The latest bottleneck to rolling out diagnostic testing for COVID-19 has been a shortage of tools and equipment needed to collect and transport samples. Manufacturers of swabs and transport media say that this is likely to be a short-lived shortage, however, as they have already ramped up manufacturing.
Although lowly nasopharyngeal swabs are rarely in the spotlight, they became a hot topic this week when some hospitals began reporting back orders from their primary suppliers. Likewise, specially designed commercial transport media was reportedly becoming hard to procure.
The market for NP swabs and transport media is dominated by Becton Dickinson, Copan Diagnostics, Puritan Medical Products, and Thermo Fisher Scientific. Other companies, like Lucence and Longhorn Vaccines and Diagnostics, also make special sample collection media that could potentially be used in the COVID-19 crisis.
NP swabs are not the ordinary Q-tip.
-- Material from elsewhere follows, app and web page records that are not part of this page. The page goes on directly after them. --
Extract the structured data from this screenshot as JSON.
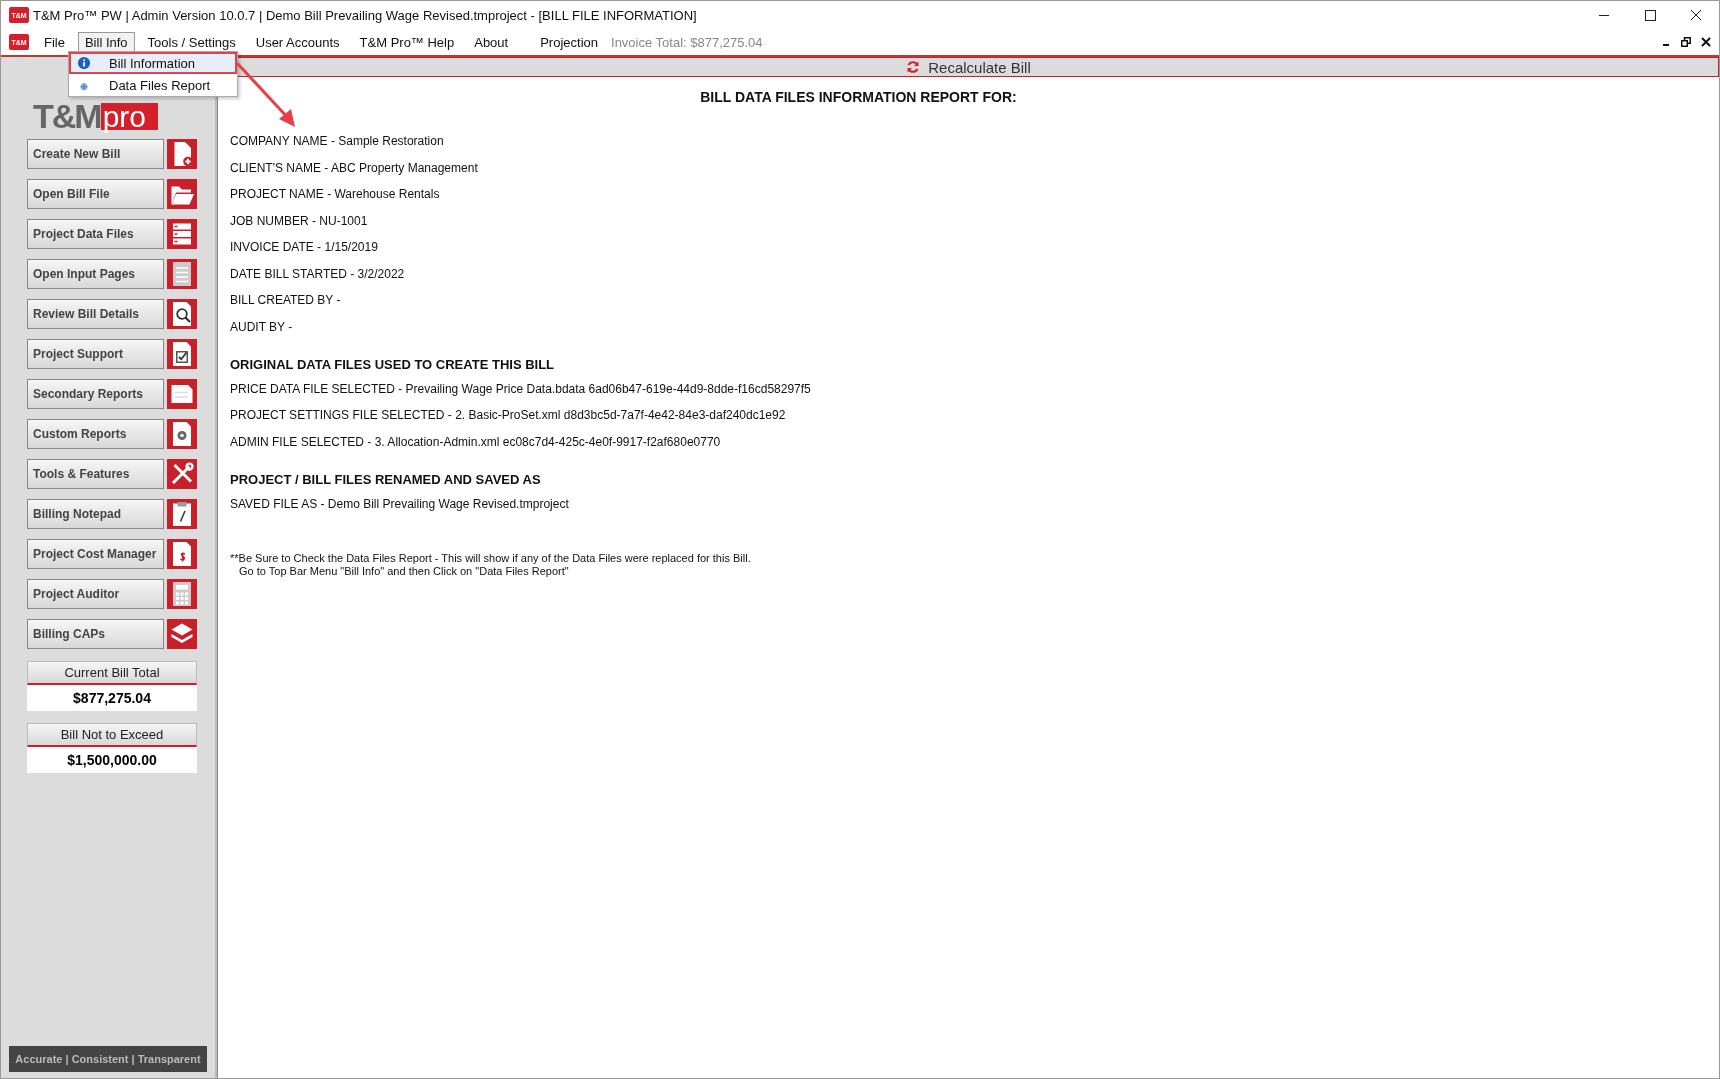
{
  "window": {
    "title": "T&M Pro™ PW | Admin Version 10.0.7 | Demo Bill Prevailing Wage Revised.tmproject - [BILL FILE INFORMATION]",
    "icon_text": "T&M"
  },
  "menu": {
    "icon_text": "T&M",
    "items": [
      {
        "label": "File",
        "selected": false
      },
      {
        "label": "Bill Info",
        "selected": true
      },
      {
        "label": "Tools / Settings",
        "selected": false
      },
      {
        "label": "User Accounts",
        "selected": false
      },
      {
        "label": "T&M Pro™ Help",
        "selected": false
      },
      {
        "label": "About",
        "selected": false
      },
      {
        "label": "Projection",
        "selected": false
      }
    ],
    "invoice_total": "Invoice Total: $877,275.04"
  },
  "dropdown": {
    "items": [
      {
        "label": "Bill Information",
        "highlighted": true
      },
      {
        "label": "Data Files Report",
        "highlighted": false
      }
    ]
  },
  "logo": {
    "text_1": "T&M",
    "text_2": "pro"
  },
  "sidebar": {
    "buttons": [
      "Create New Bill",
      "Open Bill File",
      "Project Data Files",
      "Open Input Pages",
      "Review Bill Details",
      "Project Support",
      "Secondary Reports",
      "Custom Reports",
      "Tools & Features",
      "Billing Notepad",
      "Project Cost Manager",
      "Project Auditor",
      "Billing CAPs"
    ],
    "totals": [
      {
        "label": "Current Bill Total",
        "value": "$877,275.04"
      },
      {
        "label": "Bill Not to Exceed",
        "value": "$1,500,000.00"
      }
    ],
    "tagline": "Accurate | Consistent | Transparent"
  },
  "recalculate": {
    "label": "Recalculate Bill"
  },
  "report": {
    "title": "BILL DATA FILES INFORMATION REPORT FOR:",
    "fields": [
      "COMPANY NAME - Sample Restoration",
      "CLIENT'S NAME - ABC Property Management",
      "PROJECT NAME - Warehouse Rentals",
      "JOB NUMBER - NU-1001",
      "INVOICE DATE - 1/15/2019",
      "DATE BILL STARTED - 3/2/2022",
      "BILL CREATED BY -",
      "AUDIT BY -"
    ],
    "sections": [
      {
        "heading": "ORIGINAL DATA FILES USED TO CREATE THIS BILL",
        "lines": [
          "PRICE DATA FILE SELECTED - Prevailing Wage Price Data.bdata 6ad06b47-619e-44d9-8dde-f16cd58297f5",
          "PROJECT SETTINGS FILE SELECTED - 2. Basic-ProSet.xml d8d3bc5d-7a7f-4e42-84e3-daf240dc1e92",
          "ADMIN FILE SELECTED - 3. Allocation-Admin.xml ec08c7d4-425c-4e0f-9917-f2af680e0770"
        ]
      },
      {
        "heading": "PROJECT / BILL FILES RENAMED AND SAVED AS",
        "lines": [
          "SAVED FILE AS - Demo Bill Prevailing Wage Revised.tmproject"
        ]
      }
    ],
    "note": [
      "**Be Sure to Check the Data Files Report - This will show if any of the Data Files were replaced for this Bill.",
      "Go to Top Bar Menu \"Bill Info\" and then Click on  \"Data Files Report\""
    ]
  }
}
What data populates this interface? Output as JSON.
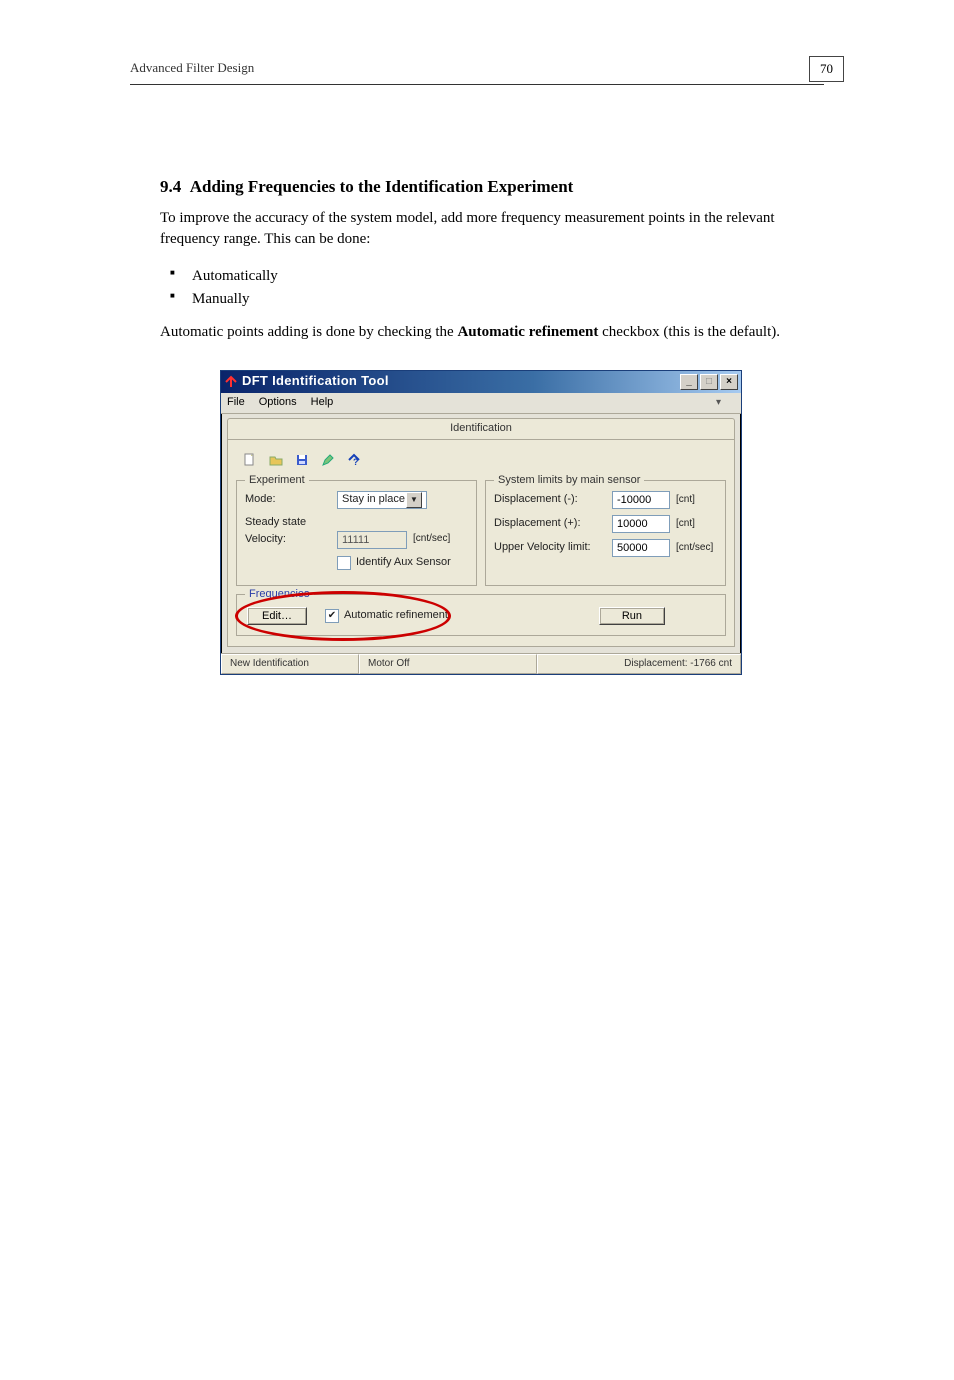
{
  "header": {
    "left": "Advanced Filter Design",
    "page_no": "70"
  },
  "doc": {
    "section_no": "9.4",
    "section_title": "Adding Frequencies to the Identification Experiment",
    "p1": "To improve the accuracy of the system model, add more frequency measurement points in the relevant frequency range. This can be done:",
    "b1": "Automatically",
    "b2": "Manually",
    "p2_a": "Automatic points adding is done by checking the ",
    "p2_b": "Automatic refinement",
    "p2_c": " checkbox (this is the default)."
  },
  "win": {
    "title": "DFT Identification Tool",
    "menu": {
      "file": "File",
      "options": "Options",
      "help": "Help"
    },
    "tab": "Identification",
    "exp": {
      "legend": "Experiment",
      "mode_lbl": "Mode:",
      "mode_val": "Stay in place",
      "ss_lbl": "Steady state",
      "vel_lbl": "Velocity:",
      "vel_val": "11111",
      "vel_unit": "[cnt/sec]",
      "aux": "Identify Aux Sensor"
    },
    "limits": {
      "legend": "System limits by main sensor",
      "dn_lbl": "Displacement (-):",
      "dn_val": "-10000",
      "dn_unit": "[cnt]",
      "dp_lbl": "Displacement (+):",
      "dp_val": "10000",
      "dp_unit": "[cnt]",
      "uv_lbl": "Upper Velocity limit:",
      "uv_val": "50000",
      "uv_unit": "[cnt/sec]"
    },
    "freq": {
      "legend": "Frequencies",
      "edit": "Edit…",
      "auto": "Automatic refinement",
      "run": "Run"
    },
    "status": {
      "a": "New Identification",
      "b": "Motor Off",
      "c": "Displacement: -1766 cnt"
    }
  }
}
They have extra-long, flexible, thin shafts, to reach far into the nose, and they are manufactured in a such a way to reduce the likelihood of contaminating nucleic acids that might interfere with testing.
There are now seven molecular diagnostic tests for COVID-19 and they have varying requirements for swabs and transport media.
For example, DiaSorin's product information for its EUA Simplexa COVID-19 Direct Test specifies that the acceptable specimen type is nasopharyngeal swabs in approximately 3 mL of Copan Universal Transport Media (UTM) or BD Viral Transport Media (VTM), "or equivalent." In terms of swabs, the information does not specify a manufacturer, only that swabs have a synthetic tip, for example, made with Dacron, nylon, or rayon, as well as an aluminum or plastic shaft. The instructions note that calcium alginate swabs—which are typically used to obtain samples for bacterial culture—may contain substances that inhibit PCR testing and should not be used.
Hologic's instructions for the Panther Fusion test recommend a polyester-, rayon-, or nylon-tipped swab, and state that the test has been verified with Copan UTM, BD VTM, and also certain formulations of a transport media from Remel MicroTest.
Roche's Cobas test meanwhile specifies nasopharyngeal and oropharyngeal swab samples collected in a Copan UTM-RT System (UTM-RT) or BD Universal Viral Transport System (UVT), which are essentially kits that contain the transport media in a tube as well as the swab.
The Quidel Lyra assay does not constrain the swab manufacturer, but requires viral transport media to be certain formulations of Remel MicroTest or Copan's UTM.
The test information for the Abbott RealTime test directs users to Centers for Disease Control and Prevention guidelines for specimen collection, which were updated to adjust for the shortages. The CDC guidelines now say that an oropharyngeal swab is an acceptable specimen type if NP swabs are not available. They also note that standard operating procedure for public health labs is to create their own viral transport media in accordance with CDC's protocols.
Quest Diagnostics, meanwhile, guides users of its lab-based testing to use its "V-C-M transport medium or other comparable transport medium," as well as CDC-guided sample collection methods.